Type 1 polysaccharide storage myopathy (PSSM1), an equine glycogen storage disorder caused by a gain of function mutation (R309H) in the gene encoding glycogen synthase (GYS1), is associated with the accumulation of amylase-resistant alpha-crystalline polysaccharide inclusions within skeletal muscle. Several glycogenoses in humans have a cardiac phenotype, and reports exist of horses with PSSM and polysaccharide inclusions in cardiac muscle.
To investigate the hypothesis that horses with PSSM1 display a cardiac phenotype. Our objectives were to compare plasma cardiac troponin I (cTnI) concentration and the incidence of cardiac arrhythmias in PSSM1 homozygotes, heterozygotes, and control horses.

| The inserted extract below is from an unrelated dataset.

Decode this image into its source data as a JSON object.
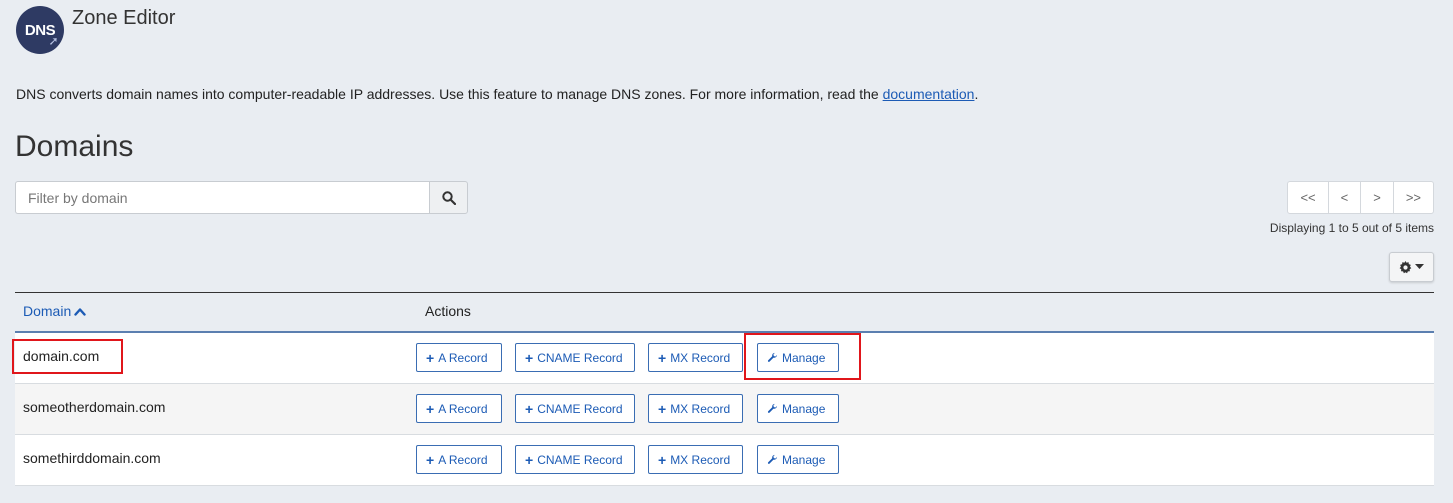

One hundred and twenty-five Belgian and Percheron horses under the same management were genotyped for the R309H GYS1 mutation. From these, 8 age-, breed-, and sex-matched cohorts of each genotype were identified. Plasma cTnI concentration and incidence of cardiac arrhythmias (determined by 24-hour Holter ECG) were compared between the groups.

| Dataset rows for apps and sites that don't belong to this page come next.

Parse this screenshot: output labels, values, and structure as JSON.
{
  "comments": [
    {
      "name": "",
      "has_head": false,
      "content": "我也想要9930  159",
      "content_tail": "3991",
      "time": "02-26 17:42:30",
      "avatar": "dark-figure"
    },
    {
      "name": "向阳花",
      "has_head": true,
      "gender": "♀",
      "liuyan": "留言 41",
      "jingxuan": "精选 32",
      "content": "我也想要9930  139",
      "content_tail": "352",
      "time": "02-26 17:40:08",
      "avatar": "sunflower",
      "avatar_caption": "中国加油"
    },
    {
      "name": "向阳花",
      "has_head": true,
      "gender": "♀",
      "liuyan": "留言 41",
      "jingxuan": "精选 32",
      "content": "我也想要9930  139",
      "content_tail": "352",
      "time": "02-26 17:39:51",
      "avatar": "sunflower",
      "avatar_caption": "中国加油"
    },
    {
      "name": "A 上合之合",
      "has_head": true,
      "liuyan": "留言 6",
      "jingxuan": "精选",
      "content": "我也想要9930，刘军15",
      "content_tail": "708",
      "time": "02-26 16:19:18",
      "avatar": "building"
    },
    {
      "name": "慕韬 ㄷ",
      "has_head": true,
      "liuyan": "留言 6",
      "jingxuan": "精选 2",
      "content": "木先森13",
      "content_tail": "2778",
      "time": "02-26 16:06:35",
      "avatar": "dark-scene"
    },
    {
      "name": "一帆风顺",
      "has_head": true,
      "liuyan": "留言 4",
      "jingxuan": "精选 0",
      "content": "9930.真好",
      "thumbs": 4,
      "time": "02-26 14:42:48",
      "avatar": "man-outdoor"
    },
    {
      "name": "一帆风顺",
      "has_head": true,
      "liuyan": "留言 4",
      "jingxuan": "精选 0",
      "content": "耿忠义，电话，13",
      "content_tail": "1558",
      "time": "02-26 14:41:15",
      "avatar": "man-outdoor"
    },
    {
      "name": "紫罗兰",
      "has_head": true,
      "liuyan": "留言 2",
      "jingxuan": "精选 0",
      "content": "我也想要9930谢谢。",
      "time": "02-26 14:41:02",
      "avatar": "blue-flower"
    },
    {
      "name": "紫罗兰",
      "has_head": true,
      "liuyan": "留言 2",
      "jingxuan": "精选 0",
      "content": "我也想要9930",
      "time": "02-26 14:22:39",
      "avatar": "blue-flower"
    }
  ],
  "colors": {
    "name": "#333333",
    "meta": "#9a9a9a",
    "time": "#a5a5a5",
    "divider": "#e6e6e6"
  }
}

Although some PSSM1-affected horses had mildly increased plasma cTnI concentrations, there was no significant difference in cTnI concentrations between groups. There were no significant differences in the incidence of ectopic beats, cardiac conduction intervals or mean heart rate between groups.
Conclusions and clinical importance
We found no evidence of clinically relevant cardiac myocyte injury or arrhythmias in horses with PSSM1. Additional study is required to determine whether myocardial function may be compromised in this disorder.